Land-based gaming giant Las Vegas Sands has agreed to sell all of its Las Vegas properties and operations, in order to shift its focus to the Asian market.
Sands will sell the subsidiaries that operate its US business to funds held by the private equity business Apollo Global Management for $1.05bn in cash and $1.20bn in seller financing, through a loan credit and security agreement.
Apollo has been particularly acquisitive recently, acquiring International Game Technology (IGT)’s Italian B2C operations; casino operator Great Canadian Gaming and investing €500m in European gaming conglomerate Sakza Group.
Meanwhile, the Venetian’s real estate and related assets will be sold to VICI Properties for $4.00bn in cash.
VICI is a real estate investment trust that was spun off from Caesars in 2017 and has acquired many other casino properties. In particular it owns a lot of real estate operated by its former parent Caesars, as that business is reshaped following its merger with Eldorado Resorts.
Las Vegas Sands chairman and chief executive officer Robert Goldstein said the property had been a very important part of Sands’ history, as it helped establish the legacy of Las Vegas Sands founder Sheldon Adelson.

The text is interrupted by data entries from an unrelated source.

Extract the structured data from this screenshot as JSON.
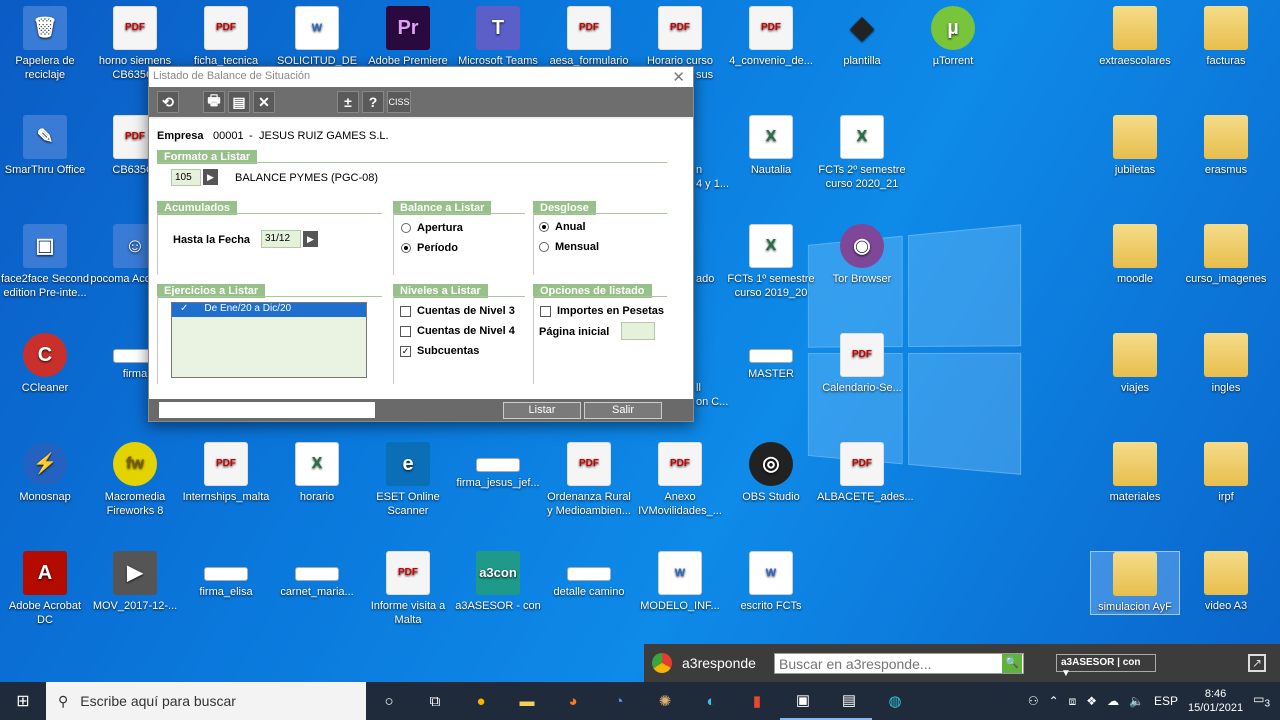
{
  "desktop": {
    "icons": [
      {
        "id": "papelera",
        "label": "Papelera de reciclaje",
        "glyph": "🗑",
        "kind": "sys"
      },
      {
        "id": "horno",
        "label": "horno siemens CB635GI",
        "glyph": "PDF",
        "kind": "pdf"
      },
      {
        "id": "ficha",
        "label": "ficha_tecnica",
        "glyph": "PDF",
        "kind": "pdf"
      },
      {
        "id": "solicitud",
        "label": "SOLICITUD_DE",
        "glyph": "W",
        "kind": "doc"
      },
      {
        "id": "premiere",
        "label": "Adobe Premiere",
        "glyph": "Pr",
        "kind": "pr"
      },
      {
        "id": "teams",
        "label": "Microsoft Teams",
        "glyph": "T",
        "kind": "teams"
      },
      {
        "id": "aesa",
        "label": "aesa_formulario",
        "glyph": "PDF",
        "kind": "pdf"
      },
      {
        "id": "horario_curso",
        "label": "Horario curso",
        "glyph": "PDF",
        "kind": "pdf"
      },
      {
        "id": "convenio",
        "label": "4_convenio_de...",
        "glyph": "PDF",
        "kind": "pdf"
      },
      {
        "id": "plantilla",
        "label": "plantilla",
        "glyph": "◆",
        "kind": "ink"
      },
      {
        "id": "utorrent",
        "label": "µTorrent",
        "glyph": "µ",
        "kind": "ut"
      },
      {
        "id": "extraescolares",
        "label": "extraescolares",
        "glyph": "",
        "kind": "folder"
      },
      {
        "id": "facturas",
        "label": "facturas",
        "glyph": "",
        "kind": "folder"
      },
      {
        "id": "smarthru",
        "label": "SmarThru Office",
        "glyph": "✎",
        "kind": "sys"
      },
      {
        "id": "cb635",
        "label": "CB635GI",
        "glyph": "PDF",
        "kind": "pdf"
      },
      {
        "id": "nautalia",
        "label": "Nautalia",
        "glyph": "X",
        "kind": "xls"
      },
      {
        "id": "fcts2",
        "label": "FCTs 2º semestre curso 2020_21",
        "glyph": "X",
        "kind": "xls"
      },
      {
        "id": "jubiletas",
        "label": "jubiletas",
        "glyph": "",
        "kind": "folder"
      },
      {
        "id": "erasmus",
        "label": "erasmus",
        "glyph": "",
        "kind": "folder"
      },
      {
        "id": "face2face",
        "label": "face2face Second edition Pre-inte...",
        "glyph": "▣",
        "kind": "sys"
      },
      {
        "id": "pocoma",
        "label": "pocoma Acceso di",
        "glyph": "☺",
        "kind": "sys"
      },
      {
        "id": "fcts1",
        "label": "FCTs 1º semestre curso 2019_20",
        "glyph": "X",
        "kind": "xls"
      },
      {
        "id": "tor",
        "label": "Tor Browser",
        "glyph": "◉",
        "kind": "tor"
      },
      {
        "id": "moodle",
        "label": "moodle",
        "glyph": "",
        "kind": "folder"
      },
      {
        "id": "curso_imagenes",
        "label": "curso_imagenes",
        "glyph": "",
        "kind": "folder"
      },
      {
        "id": "ccleaner",
        "label": "CCleaner",
        "glyph": "C",
        "kind": "cc"
      },
      {
        "id": "firma",
        "label": "firma",
        "glyph": "",
        "kind": "img"
      },
      {
        "id": "master",
        "label": "MASTER",
        "glyph": "",
        "kind": "img"
      },
      {
        "id": "calendario",
        "label": "Calendario-Se...",
        "glyph": "PDF",
        "kind": "pdf"
      },
      {
        "id": "viajes",
        "label": "viajes",
        "glyph": "",
        "kind": "folder"
      },
      {
        "id": "ingles",
        "label": "ingles",
        "glyph": "",
        "kind": "folder"
      },
      {
        "id": "monosnap",
        "label": "Monosnap",
        "glyph": "⚡",
        "kind": "mono"
      },
      {
        "id": "fireworks",
        "label": "Macromedia Fireworks 8",
        "glyph": "fw",
        "kind": "fw"
      },
      {
        "id": "internships",
        "label": "Internships_malta",
        "glyph": "PDF",
        "kind": "pdf"
      },
      {
        "id": "horario",
        "label": "horario",
        "glyph": "X",
        "kind": "xls"
      },
      {
        "id": "eset",
        "label": "ESET Online Scanner",
        "glyph": "e",
        "kind": "eset"
      },
      {
        "id": "firma_jesus",
        "label": "firma_jesus_jef...",
        "glyph": "",
        "kind": "img"
      },
      {
        "id": "ordenanza",
        "label": "Ordenanza Rural y Medioambien...",
        "glyph": "PDF",
        "kind": "pdf"
      },
      {
        "id": "anexo",
        "label": "Anexo IVMovilidades_...",
        "glyph": "PDF",
        "kind": "pdf"
      },
      {
        "id": "obs",
        "label": "OBS Studio",
        "glyph": "◎",
        "kind": "obs"
      },
      {
        "id": "albacete",
        "label": "ALBACETE_ades...",
        "glyph": "PDF",
        "kind": "pdf"
      },
      {
        "id": "materiales",
        "label": "materiales",
        "glyph": "",
        "kind": "folder"
      },
      {
        "id": "irpf",
        "label": "irpf",
        "glyph": "",
        "kind": "folder"
      },
      {
        "id": "acrobat",
        "label": "Adobe Acrobat DC",
        "glyph": "A",
        "kind": "acro"
      },
      {
        "id": "mov",
        "label": "MOV_2017-12-...",
        "glyph": "▶",
        "kind": "vid"
      },
      {
        "id": "firma_elisa",
        "label": "firma_elisa",
        "glyph": "",
        "kind": "img"
      },
      {
        "id": "carnet",
        "label": "carnet_maria...",
        "glyph": "",
        "kind": "img"
      },
      {
        "id": "informe",
        "label": "Informe visita a Malta",
        "glyph": "PDF",
        "kind": "pdf"
      },
      {
        "id": "a3asesor",
        "label": "a3ASESOR - con",
        "glyph": "a3con",
        "kind": "a3"
      },
      {
        "id": "detalle",
        "label": "detalle camino",
        "glyph": "",
        "kind": "img"
      },
      {
        "id": "modelo",
        "label": "MODELO_INF...",
        "glyph": "W",
        "kind": "doc"
      },
      {
        "id": "escrito",
        "label": "escrito FCTs",
        "glyph": "W",
        "kind": "doc"
      },
      {
        "id": "simulacion",
        "label": "simulacion AyF",
        "glyph": "",
        "kind": "folder"
      },
      {
        "id": "video_a3",
        "label": "video A3",
        "glyph": "",
        "kind": "folder"
      }
    ],
    "partial_labels": {
      "p1": "sus",
      "p2": "n",
      "p3": "4 y 1...",
      "p4": "ado",
      "p5": "ll",
      "p6": "on C..."
    }
  },
  "dialog": {
    "title": "Listado de Balance de Situación",
    "toolbar": [
      "⟲",
      "🖶",
      "▤",
      "✕",
      "±",
      "?",
      "CISS"
    ],
    "empresa_label": "Empresa",
    "empresa_code": "00001",
    "empresa_sep": "-",
    "empresa_name": "JESUS RUIZ GAMES S.L.",
    "formato_tab": "Formato a Listar",
    "formato_code": "105",
    "formato_name": "BALANCE PYMES (PGC-08)",
    "acumulados_tab": "Acumulados",
    "hasta_label": "Hasta la Fecha",
    "hasta_value": "31/12",
    "balance_tab": "Balance a Listar",
    "apertura": "Apertura",
    "periodo": "Período",
    "desglose_tab": "Desglose",
    "anual": "Anual",
    "mensual": "Mensual",
    "ejercicios_tab": "Ejercicios a Listar",
    "ejercicio_check": "✓",
    "ejercicio_item": "De Ene/20 a Dic/20",
    "niveles_tab": "Niveles a Listar",
    "nivel3": "Cuentas de Nivel 3",
    "nivel4": "Cuentas de Nivel 4",
    "subcuentas": "Subcuentas",
    "opciones_tab": "Opciones de listado",
    "pesetas": "Importes en Pesetas",
    "pagina_label": "Página inicial",
    "pagina_value": "",
    "listar": "Listar",
    "salir": "Salir",
    "close": "✕"
  },
  "a3bar": {
    "brand": "a3responde",
    "placeholder": "Buscar en a3responde...",
    "con_label": "a3ASESOR | con ▼"
  },
  "taskbar": {
    "search": "Escribe aquí para buscar",
    "lang": "ESP",
    "time": "8:46",
    "date": "15/01/2021",
    "notif": "3"
  }
}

Adelson died in January at the age of 87, with Golstein taking over his roles at the head of the operator and its board.
“The Venetian changed the face of future casino development and cemented Sheldon Adelson’s legacy as one of the most influential people in the history of the gaming and hospitality industry,” Goldstein said. “As we announce the sale of The Venetian Resort, we pay tribute to Mr. Adelson’s legacy while starting a new chapter in this company’s history.
“The property is a best-in-class asset with a talented team of people operating it. I am confident Las Vegas will soon return to a more normal operating environment and the Venetian’s hard-working and dedicated team members will continue delivering a world-class experience to guests eager to enjoy it. I know I will be rooting for them.”
However, he added that the operator’s primary focus was in Asia and the deal would allow further focus there.
“This company is focused on growth, and we see meaningful opportunities on a variety of fronts. Asia remains the backbone of this company and our developments in Macau and Singapore are the center of our attention,” Goldstein said. “We will always look for ways to reinvest in our properties and those communities.”
However, he added that there may still be investment opportunities for the business in the US.
“There are also potential development opportunities domestically, where we believe significant capital investment will provide a substantial benefit to those jurisdictions while also producing very strong returns for the company,” he said.
Patrick Dumont, the operator’s president and chief operating officer, reiterated Goldstein’s point that Las Vegas Sands’ primary focus was now elsewhere, but added that this included the online space.
When the business announced its 2020 earnings report, Goldstein also revealed that the operator was exploring “a few opportunities” to expand into online gambling.
“Our long-held strategy of reinvesting in our Asian operations and returning capital to our shareholders will be enhanced through this transaction,” Dumont said.
“Additionally, as our industry continues to evolve, particularly as it relates to the digital marketplace, we are committed to exploring those possibilities.”
Goldman Sachs was Las Vegas Sands’ financial advisor for the deal while Skadden, Arps, Slate, Meagher & Flom LLP served as legal advisor.